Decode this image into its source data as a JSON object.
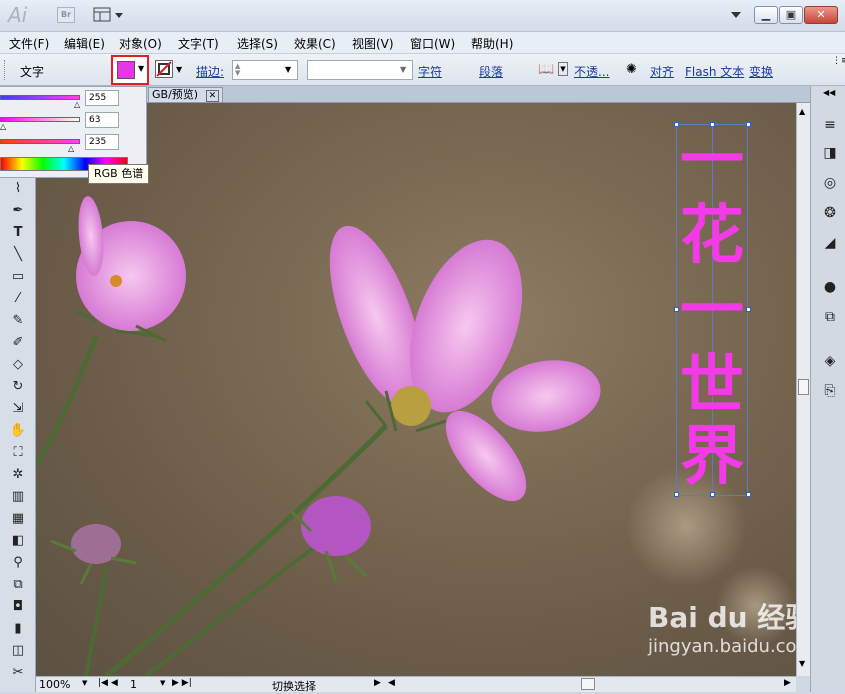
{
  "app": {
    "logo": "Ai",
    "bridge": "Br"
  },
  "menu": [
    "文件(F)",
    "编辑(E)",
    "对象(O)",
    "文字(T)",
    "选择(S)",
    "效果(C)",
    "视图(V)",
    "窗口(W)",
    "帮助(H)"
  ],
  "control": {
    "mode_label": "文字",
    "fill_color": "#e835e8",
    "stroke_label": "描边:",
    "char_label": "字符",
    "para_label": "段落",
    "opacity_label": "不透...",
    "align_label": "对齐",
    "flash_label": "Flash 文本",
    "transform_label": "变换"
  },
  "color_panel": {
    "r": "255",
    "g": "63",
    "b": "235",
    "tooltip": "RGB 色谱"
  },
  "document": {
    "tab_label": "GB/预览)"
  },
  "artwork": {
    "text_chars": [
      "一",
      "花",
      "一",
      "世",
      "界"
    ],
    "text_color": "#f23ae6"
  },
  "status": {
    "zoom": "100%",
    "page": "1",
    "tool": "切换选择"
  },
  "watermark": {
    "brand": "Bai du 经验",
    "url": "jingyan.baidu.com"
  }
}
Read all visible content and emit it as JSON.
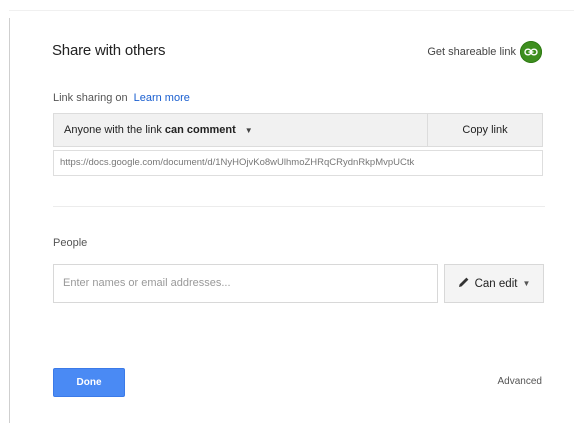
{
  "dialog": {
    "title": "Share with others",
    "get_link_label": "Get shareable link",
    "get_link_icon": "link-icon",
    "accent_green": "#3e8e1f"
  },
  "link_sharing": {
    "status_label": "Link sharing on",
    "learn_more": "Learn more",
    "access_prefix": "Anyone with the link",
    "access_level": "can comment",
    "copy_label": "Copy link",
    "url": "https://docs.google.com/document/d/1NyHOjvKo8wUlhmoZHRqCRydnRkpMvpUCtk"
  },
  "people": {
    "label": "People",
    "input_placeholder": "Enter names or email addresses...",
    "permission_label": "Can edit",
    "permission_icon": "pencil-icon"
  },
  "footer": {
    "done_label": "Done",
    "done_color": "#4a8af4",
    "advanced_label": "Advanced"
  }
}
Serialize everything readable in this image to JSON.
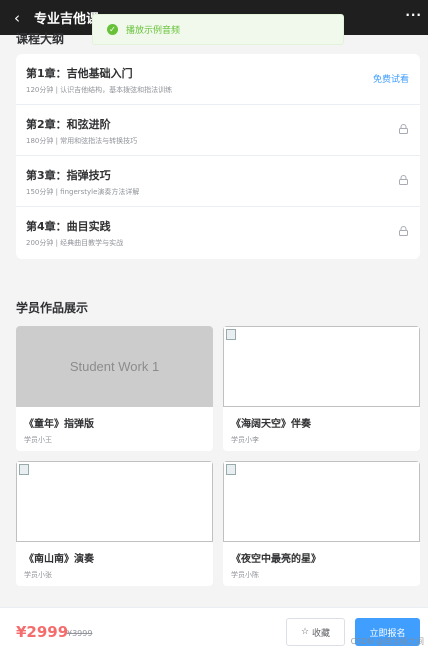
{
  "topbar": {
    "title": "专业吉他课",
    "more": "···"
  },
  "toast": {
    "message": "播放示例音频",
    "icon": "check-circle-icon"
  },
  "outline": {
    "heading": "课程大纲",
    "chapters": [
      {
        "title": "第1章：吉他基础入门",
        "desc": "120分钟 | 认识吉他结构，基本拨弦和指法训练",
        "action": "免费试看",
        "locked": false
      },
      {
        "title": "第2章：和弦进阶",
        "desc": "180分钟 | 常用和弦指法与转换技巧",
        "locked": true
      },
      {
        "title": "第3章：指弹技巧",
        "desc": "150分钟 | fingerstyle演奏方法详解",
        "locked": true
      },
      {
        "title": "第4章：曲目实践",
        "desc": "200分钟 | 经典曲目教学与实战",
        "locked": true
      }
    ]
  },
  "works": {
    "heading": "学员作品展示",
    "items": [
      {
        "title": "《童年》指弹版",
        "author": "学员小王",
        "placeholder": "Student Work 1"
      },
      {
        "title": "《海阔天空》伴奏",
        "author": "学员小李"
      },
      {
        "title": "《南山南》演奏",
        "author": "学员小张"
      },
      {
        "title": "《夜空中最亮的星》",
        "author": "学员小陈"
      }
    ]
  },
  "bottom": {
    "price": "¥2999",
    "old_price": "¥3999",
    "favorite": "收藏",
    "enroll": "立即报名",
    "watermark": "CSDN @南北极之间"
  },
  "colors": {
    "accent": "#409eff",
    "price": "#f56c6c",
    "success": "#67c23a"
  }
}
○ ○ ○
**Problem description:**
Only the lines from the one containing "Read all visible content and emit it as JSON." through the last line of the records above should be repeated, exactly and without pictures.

**Solution to this exercise:**
Read all visible content and emit it as JSON.
{
  "dialog": {
    "title": "Share with others",
    "get_link_label": "Get shareable link",
    "get_link_icon": "link-icon",
    "accent_green": "#3e8e1f"
  },
  "link_sharing": {
    "status_label": "Link sharing on",
    "learn_more": "Learn more",
    "access_prefix": "Anyone with the link",
    "access_level": "can comment",
    "copy_label": "Copy link",
    "url": "https://docs.google.com/document/d/1NyHOjvKo8wUlhmoZHRqCRydnRkpMvpUCtk"
  },
  "people": {
    "label": "People",
    "input_placeholder": "Enter names or email addresses...",
    "permission_label": "Can edit",
    "permission_icon": "pencil-icon"
  },
  "footer": {
    "done_label": "Done",
    "done_color": "#4a8af4",
    "advanced_label": "Advanced"
  }
}
Serialize everything readable in this image to JSON.
{
  "topbar": {
    "title": "专业吉他课",
    "more": "···"
  },
  "toast": {
    "message": "播放示例音频",
    "icon": "check-circle-icon"
  },
  "outline": {
    "heading": "课程大纲",
    "chapters": [
      {
        "title": "第1章：吉他基础入门",
        "desc": "120分钟 | 认识吉他结构，基本拨弦和指法训练",
        "action": "免费试看",
        "locked": false
      },
      {
        "title": "第2章：和弦进阶",
        "desc": "180分钟 | 常用和弦指法与转换技巧",
        "locked": true
      },
      {
        "title": "第3章：指弹技巧",
        "desc": "150分钟 | fingerstyle演奏方法详解",
        "locked": true
      },
      {
        "title": "第4章：曲目实践",
        "desc": "200分钟 | 经典曲目教学与实战",
        "locked": true
      }
    ]
  },
  "works": {
    "heading": "学员作品展示",
    "items": [
      {
        "title": "《童年》指弹版",
        "author": "学员小王",
        "placeholder": "Student Work 1"
      },
      {
        "title": "《海阔天空》伴奏",
        "author": "学员小李"
      },
      {
        "title": "《南山南》演奏",
        "author": "学员小张"
      },
      {
        "title": "《夜空中最亮的星》",
        "author": "学员小陈"
      }
    ]
  },
  "bottom": {
    "price": "¥2999",
    "old_price": "¥3999",
    "favorite": "收藏",
    "enroll": "立即报名",
    "watermark": "CSDN @南北极之间"
  },
  "colors": {
    "accent": "#409eff",
    "price": "#f56c6c",
    "success": "#67c23a"
  }
}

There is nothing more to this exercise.